That was an excellently-written post! Thought provoking and a pleasure to read. I’m not being sarcastic either. I’m 52 and grew up on rock magazines and this post makes me wish there was a fat quarterly yoyo magazine with articles like this that would be accompanied by responses from industry insiders.


Interesting read.

This actually makes a lot of since…

If I can draw an analogy from the logging industry: Trees take a long time to mature to an age where the wood is mature and stable when harvested. The forest is comparable to the market and community; It is a complex ecosystem built on years of history and effort towards ‘building players’ and honing yoyo design.

These boutique companies are more or less coming in and clear cutting sizable chunks of forest instead of selectively harvesting and simultaneously replanting in order to maintain the structure of the forest, or even make it better.
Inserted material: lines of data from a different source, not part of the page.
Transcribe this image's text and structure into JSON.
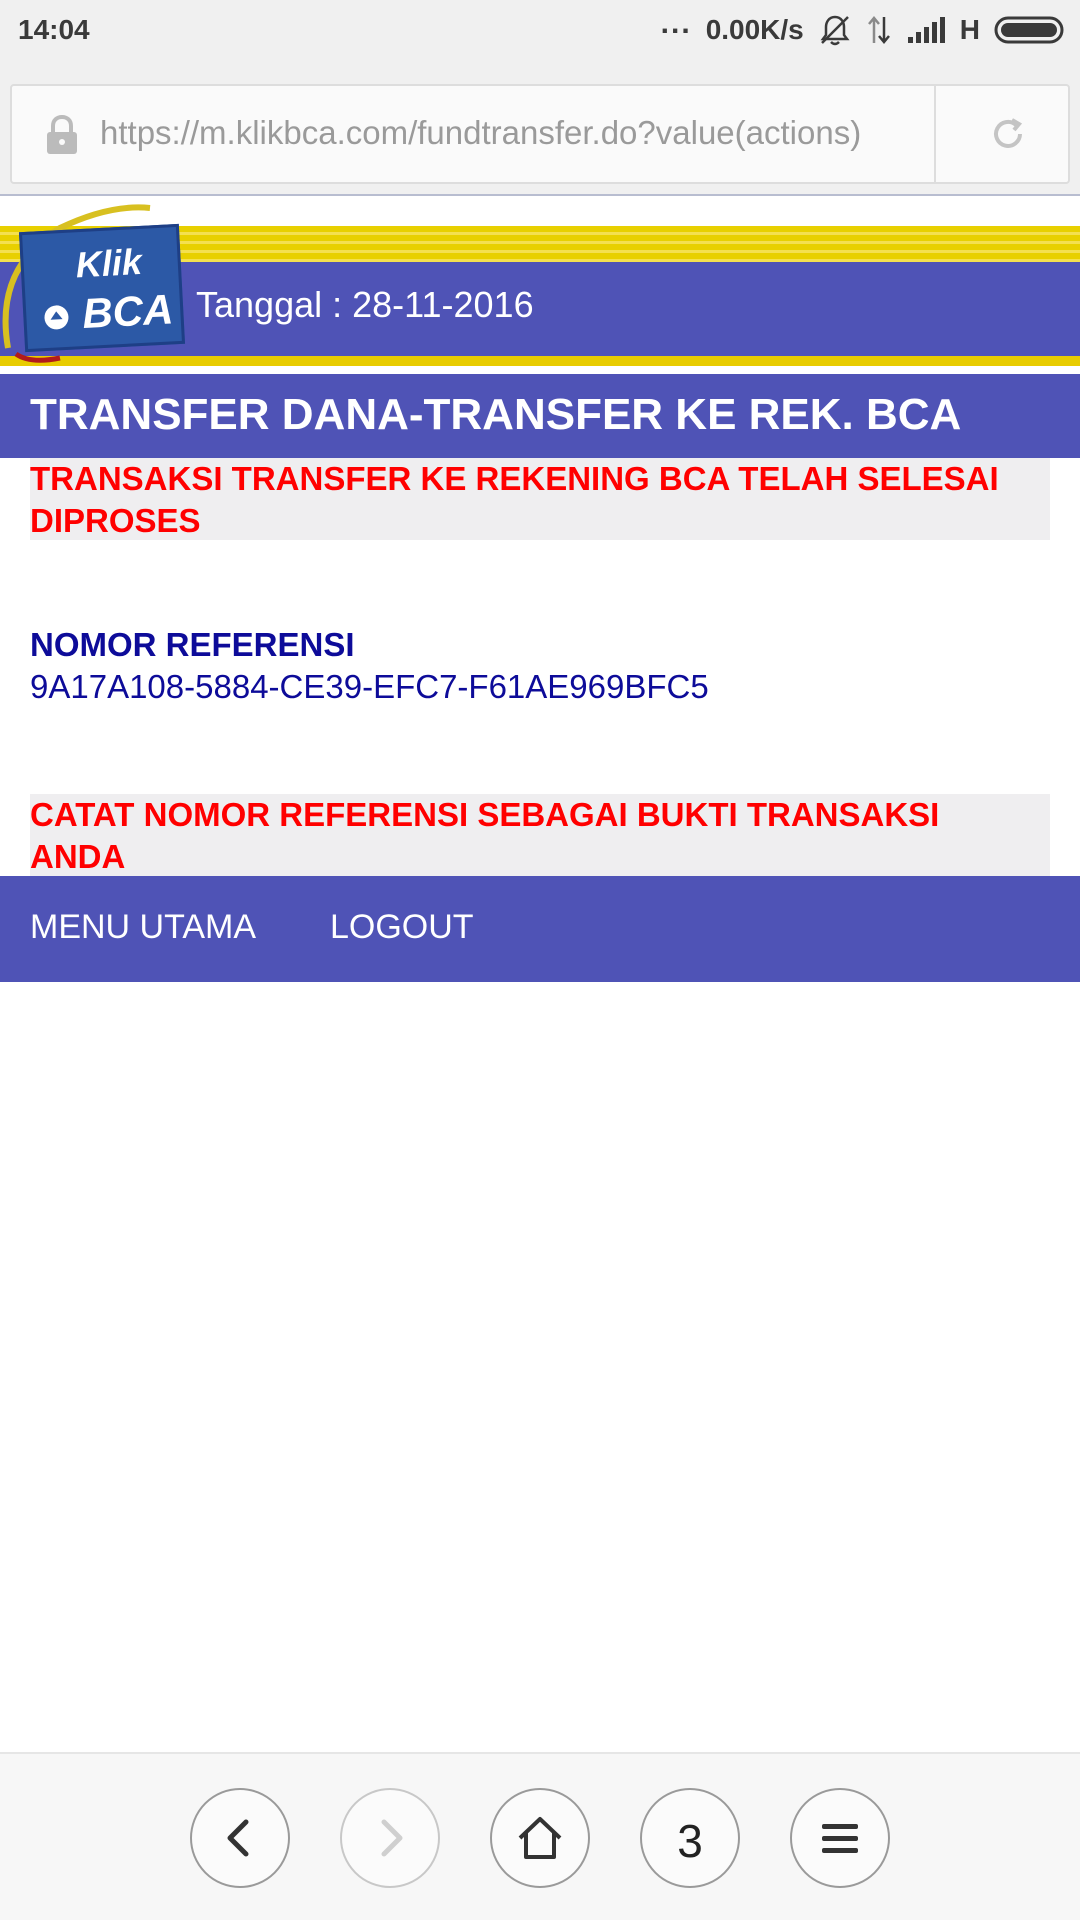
{
  "status_bar": {
    "time": "14:04",
    "dots": "...",
    "speed": "0.00K/s",
    "network_type": "H",
    "icons": [
      "mute-bell-icon",
      "data-transfer-icon",
      "signal-icon",
      "battery-icon"
    ]
  },
  "browser": {
    "url": "https://m.klikbca.com/fundtransfer.do?value(actions)",
    "tab_count": "3",
    "icons": [
      "lock-icon",
      "refresh-icon",
      "back-icon",
      "forward-icon",
      "home-icon",
      "menu-icon"
    ]
  },
  "header": {
    "logo_text": [
      "Klik",
      "BCA"
    ],
    "date_line": "Tanggal : 28-11-2016"
  },
  "page": {
    "title": "TRANSFER DANA-TRANSFER KE REK. BCA",
    "success_message": "TRANSAKSI TRANSFER KE REKENING BCA TELAH SELESAI DIPROSES",
    "reference_label": "NOMOR REFERENSI",
    "reference_number": "9A17A108-5884-CE39-EFC7-F61AE969BFC5",
    "note_message": "CATAT NOMOR REFERENSI SEBAGAI BUKTI TRANSAKSI ANDA"
  },
  "nav": {
    "menu_label": "MENU UTAMA",
    "logout_label": "LOGOUT"
  },
  "colors": {
    "header_blue": "#4f53b6",
    "accent_yellow": "#e8d000",
    "alert_red": "#ff0000",
    "reference_navy": "#0d0b99"
  }
}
They did not plant the forest, but they are reaping the rewards of it without considering the long term game plan or how long it took for the trees to mature.

In other words, their business practices are not sustainable and damage the overall health of the community. Is this a helpful analogy?


I think that’s fairly accurate, although I want to stress that I don’t think any of this behavior is malicious in any way. It’s just one of the side effects of the young coming in to replace what came before it. My generation has a surplus of experience and perspective, but the new generation is where the fresh ideas and forward momentum will come from. The trick at any moment is finding the point of harmony where those two generations can cooperate for the overall health of the industry. Since yoyoing is so decentralized, there is no single organization looking out for the overall health of the industry, or serving as a primary info point for the industry, so everything is up to individuals to sort out on their own. Which never really works out all that well.


Ah, gotcha. It is a complex issue, that’s for sure. Should the yoyo community unionize? (lol)


I don’t disagree with anyone of you but there also can not be a semi-monopoly for the sake of the industry. Yoyo Factory did not invent yoyos, they just built upon and innovated what was already there and maybe one day they will be reduced to boutique status and a one-time boutique company will get big money backers and rule the yoyo world. I think at the end of the day, most people, myself included, don’t really worry (or care) about the industry in general or how boutique companies effect it, they just want a few great yoyos that are reasonably affordable and fun to throw around.


It really depends. You either need

  • Millions of new yo-yoers that are all buying one yo-yo each


  • Thousands of Ye Olde Timey yo-yoers who buy many yo-yos per year, every year

Ideally both of course … but this is partly why it’s good for the yoyo community to embrace the idea that it’s not just cool but encouraged to own, say, a dozen yo-yos (or even many dozens) instead of being all hardcore on the minimalist concept that “real” yo-yoers don’t need to own more than one or two yo-yos, and if you do, you’re selling out.

Also working against all this is the fact that a modern metal yo-yo will last a LOOOOOONG time, certainly far longer than a plastic or wood yoyo.


Agreed. Yoyos for everyone! Yoyos everywhere! :heart:


Hey, I did my part in 2018… :sunglasses:


When is the new CLYW @unklesteve signature coming out? I need to buy another yoyo. :sunglasses:


Wood yoyos can last many years.